TRANSMISSION ART ARCHIVE
Chorus of Refuge
“Chorus of Refuge” (2008) is a sound installation for six radios by documentary radio producers Ann Heppermann and Kara Oehler, and composer Jason Cady. In “Chorus of Refuge,” the stories of six refugee populations (Somali Bantu, Burundi, Afghani, Sudanese, Iraqi, and Burmese) from six different cites across the United States (Portland, Phoenix, Amarillo, Omaha, Detroit, and Indianapolis) are transmitted simultaneously to six radios in one space. The chorus is divided into three movements that correspond to each refugee’s unique story: home, journey, and United States; and the voices are harmonized and synced up rhythmically to unite their narratives.
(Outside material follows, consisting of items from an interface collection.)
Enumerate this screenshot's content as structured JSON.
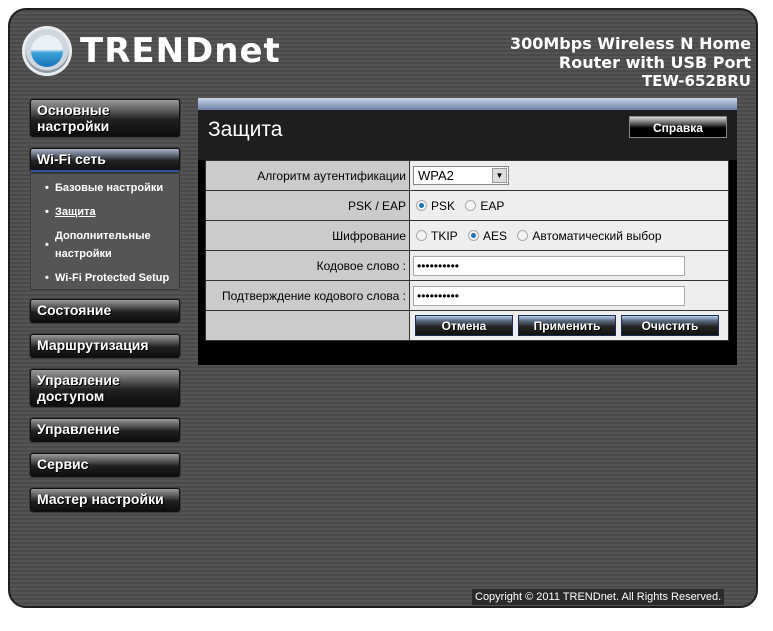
{
  "header": {
    "brand": "TRENDnet",
    "product_line1": "300Mbps Wireless N Home",
    "product_line2": "Router with USB Port",
    "model": "TEW-652BRU"
  },
  "sidebar": {
    "items": [
      {
        "label": "Основные настройки"
      },
      {
        "label": "Wi-Fi сеть",
        "active": true
      },
      {
        "label": "Состояние"
      },
      {
        "label": "Маршрутизация"
      },
      {
        "label": "Управление доступом"
      },
      {
        "label": "Управление"
      },
      {
        "label": "Сервис"
      },
      {
        "label": "Мастер настройки"
      }
    ],
    "subitems": [
      {
        "label": "Базовые настройки"
      },
      {
        "label": "Защита",
        "current": true
      },
      {
        "label": "Дополнительные настройки"
      },
      {
        "label": "Wi-Fi Protected Setup"
      }
    ]
  },
  "main": {
    "title": "Защита",
    "help_label": "Справка",
    "form": {
      "auth_label": "Алгоритм аутентификации",
      "auth_value": "WPA2",
      "pskeap_label": "PSK / EAP",
      "pskeap_options": [
        {
          "label": "PSK",
          "selected": true
        },
        {
          "label": "EAP",
          "selected": false
        }
      ],
      "cipher_label": "Шифрование",
      "cipher_options": [
        {
          "label": "TKIP",
          "selected": false
        },
        {
          "label": "AES",
          "selected": true
        },
        {
          "label": "Автоматический выбор",
          "selected": false
        }
      ],
      "passphrase_label": "Кодовое слово :",
      "passphrase_value": "••••••••••",
      "confirm_label": "Подтверждение кодового слова :",
      "confirm_value": "••••••••••"
    },
    "buttons": {
      "cancel": "Отмена",
      "apply": "Применить",
      "clear": "Очистить"
    }
  },
  "footer": {
    "copyright": "Copyright © 2011 TRENDnet. All Rights Reserved."
  }
}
“Chorus of Refuge” creates an atmosphere for listening while visualizing the transmission itself. Six boombox radios sit atop music stands while radio transmitters hang suspended from the ceiling directly over each radio and appear almost to be floating. Each voice is assigned to a different radio frequency, and the location of the individual voices on the radio dial changes with each installation of the piece. This flux is indicative of the constant movement many refugees experience during times of conflict. Engaging with radios as a medium in “Chorus of Refuge” thematically reflects the fact that most refugees receive news while in camps via radio transmissions. Therefore, the installation also evokes six community radio stations broadcasting at once.
Visitors to the installation walk from one radio to another and hear constantly changing focal points within a continuous background. Through their own action, the listener creates constantly changing figure/ground relationships. One can stand in the center of the installation and hear a chorus of voices, or stand close to one radio in order to hear an individual story.